▸ **ACTIVITY**:
Give the count of lines in the entries below that contain the string "content", and only that count.

[[ RECORDS SUPPLIED, beginning ]]

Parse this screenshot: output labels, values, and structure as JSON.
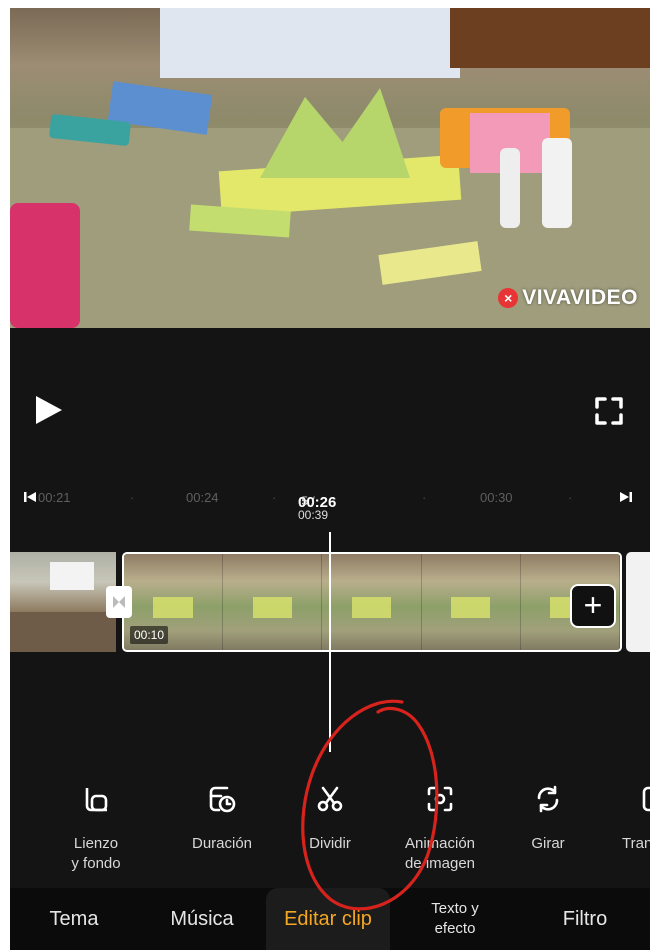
{
  "preview": {
    "watermark_text": "VIVAVIDEO",
    "watermark_badge": "×"
  },
  "controls": {
    "play_icon": "play-icon",
    "fullscreen_icon": "fullscreen-icon"
  },
  "ruler": {
    "marks": [
      "00:21",
      "00:24",
      "00:30"
    ],
    "current_time": "00:26",
    "current_fraction": ".5 / 00:39"
  },
  "clip": {
    "duration": "00:10",
    "add_label": "+"
  },
  "tools": [
    {
      "label": "Lienzo\ny fondo",
      "icon": "canvas-icon"
    },
    {
      "label": "Duración",
      "icon": "duration-icon"
    },
    {
      "label": "Dividir",
      "icon": "scissors-icon"
    },
    {
      "label": "Animación\nde imagen",
      "icon": "animation-icon"
    },
    {
      "label": "Girar",
      "icon": "rotate-icon"
    },
    {
      "label": "Tran",
      "icon": "transform-icon"
    }
  ],
  "nav": {
    "items": [
      "Tema",
      "Música",
      "Editar clip",
      "Texto y\nefecto",
      "Filtro"
    ],
    "active": "Editar clip"
  },
  "colors": {
    "accent": "#f5a623",
    "annotation": "#d8231d",
    "background": "#141414"
  }
}
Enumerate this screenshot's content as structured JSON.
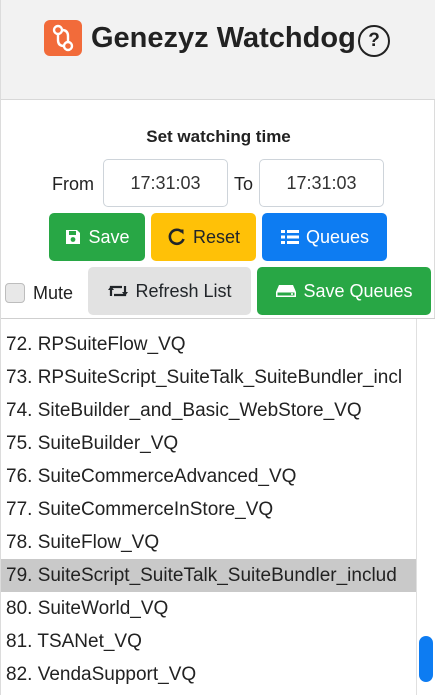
{
  "header": {
    "title": "Genezyz Watchdog",
    "help_icon": "question-circle-icon",
    "brand_color": "#f26b3a"
  },
  "watch": {
    "section_title": "Set watching time",
    "from_label": "From",
    "from_value": "17:31:03",
    "to_label": "To",
    "to_value": "17:31:03"
  },
  "buttons": {
    "save": "Save",
    "reset": "Reset",
    "queues": "Queues",
    "mute": "Mute",
    "refresh": "Refresh List",
    "save_queues": "Save Queues"
  },
  "colors": {
    "green": "#28a745",
    "yellow": "#ffc107",
    "blue": "#0d7cf2",
    "selected_row": "#c9c9c9"
  },
  "queue_list": {
    "items": [
      "72. RPSuiteFlow_VQ",
      "73. RPSuiteScript_SuiteTalk_SuiteBundler_incl",
      "74. SiteBuilder_and_Basic_WebStore_VQ",
      "75. SuiteBuilder_VQ",
      "76. SuiteCommerceAdvanced_VQ",
      "77. SuiteCommerceInStore_VQ",
      "78. SuiteFlow_VQ",
      "79. SuiteScript_SuiteTalk_SuiteBundler_includ",
      "80. SuiteWorld_VQ",
      "81. TSANet_VQ",
      "82. VendaSupport_VQ"
    ],
    "selected_index": 7,
    "mute_checked": false,
    "scroll_position": 0.97
  }
}
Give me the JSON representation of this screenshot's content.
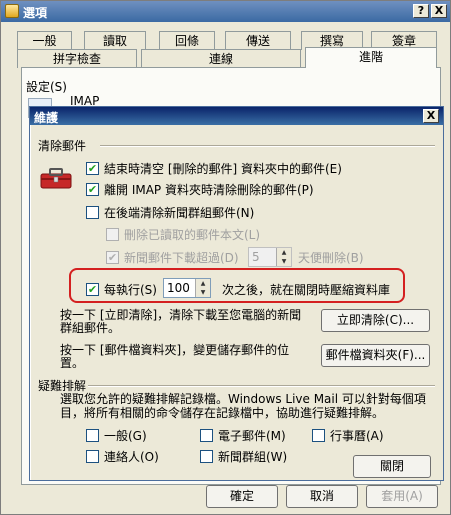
{
  "outer_window": {
    "title": "選項",
    "title_buttons": {
      "help": "?",
      "close": "X"
    },
    "tabs_row1": [
      "一般",
      "讀取",
      "回條",
      "傳送",
      "撰寫",
      "簽章"
    ],
    "tabs_row2": [
      "拼字檢查",
      "連線",
      "進階"
    ],
    "active_tab": "進階",
    "settings_label": "設定(S)",
    "imap_label": "IMAP",
    "bottom_buttons": {
      "ok": "確定",
      "cancel": "取消",
      "apply": "套用(A)"
    }
  },
  "dialog": {
    "title": "維護",
    "close_button": "X",
    "clean_group_label": "清除郵件",
    "options": [
      {
        "label": "結束時清空 [刪除的郵件] 資料夾中的郵件(E)",
        "checked": true,
        "enabled": true
      },
      {
        "label": "離開 IMAP 資料夾時清除刪除的郵件(P)",
        "checked": true,
        "enabled": true
      },
      {
        "label": "在後端清除新聞群組郵件(N)",
        "checked": false,
        "enabled": true
      },
      {
        "label": "刪除已讀取的郵件本文(L)",
        "checked": false,
        "enabled": false
      }
    ],
    "news_delete": {
      "label_prefix": "新聞郵件下載超過(D)",
      "value": "5",
      "label_suffix": "天便刪除(B)",
      "checked": true,
      "enabled": false
    },
    "compact": {
      "label_prefix": "每執行(S)",
      "value": "100",
      "label_suffix": "次之後，就在關閉時壓縮資料庫",
      "checked": true
    },
    "clean_now_text": "按一下 [立即清除]，清除下載至您電腦的新聞群組郵件。",
    "clean_now_button": "立即清除(C)...",
    "store_text": "按一下 [郵件檔資料夾]，變更儲存郵件的位置。",
    "store_button": "郵件檔資料夾(F)...",
    "troubleshoot_label": "疑難排解",
    "troubleshoot_text": "選取您允許的疑難排解記錄檔。Windows Live Mail 可以針對每個項目，將所有相關的命令儲存在記錄檔中，協助進行疑難排解。",
    "logs": [
      {
        "label": "一般(G)",
        "checked": false
      },
      {
        "label": "電子郵件(M)",
        "checked": false
      },
      {
        "label": "行事曆(A)",
        "checked": false
      },
      {
        "label": "連絡人(O)",
        "checked": false
      },
      {
        "label": "新聞群組(W)",
        "checked": false
      }
    ],
    "close_dialog_button": "關閉"
  },
  "colors": {
    "highlight": "#d42020",
    "title_blue": "#0a246a",
    "check_green": "#21a121"
  },
  "icons": [
    "mail-options-icon",
    "imap-icon",
    "toolbox-icon",
    "check-icon"
  ]
}
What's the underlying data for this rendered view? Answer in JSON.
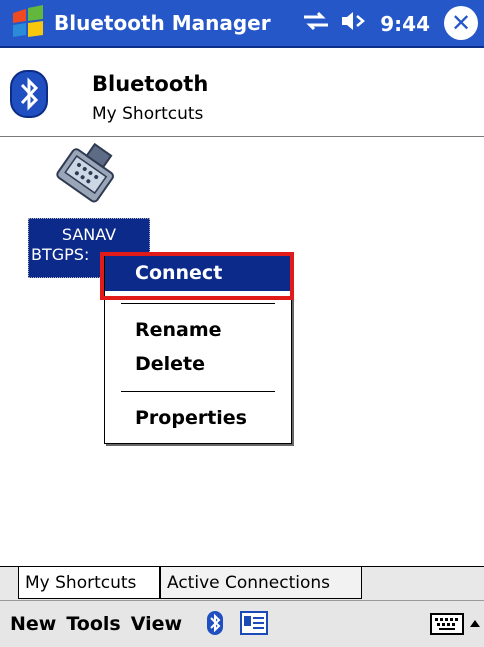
{
  "titlebar": {
    "app_title": "Bluetooth Manager",
    "time": "9:44",
    "icons": [
      "windows-start-icon",
      "connectivity-icon",
      "volume-icon",
      "close-icon"
    ]
  },
  "header": {
    "title": "Bluetooth",
    "subtitle": "My Shortcuts",
    "icon": "bluetooth-icon"
  },
  "content": {
    "device": {
      "icon": "serial-connector-icon",
      "label_line1": "SANAV",
      "label_line2": "BTGPS:"
    },
    "context_menu": {
      "items": [
        {
          "label": "Connect",
          "selected": true
        },
        {
          "label": "Rename"
        },
        {
          "label": "Delete"
        },
        {
          "label": "Properties"
        }
      ]
    }
  },
  "tabs": {
    "items": [
      {
        "label": "My Shortcuts"
      },
      {
        "label": "Active Connections"
      }
    ]
  },
  "menubar": {
    "items": [
      {
        "label": "New"
      },
      {
        "label": "Tools"
      },
      {
        "label": "View"
      }
    ],
    "icons": [
      "bluetooth-menu-icon",
      "contacts-card-icon",
      "keyboard-icon",
      "sip-arrow-icon"
    ]
  },
  "colors": {
    "titlebar": "#2557c9",
    "selection": "#0c2a8a",
    "highlight": "#e11a1a"
  }
}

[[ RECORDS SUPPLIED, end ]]

▸ **THE COMPLETED TASK**:
3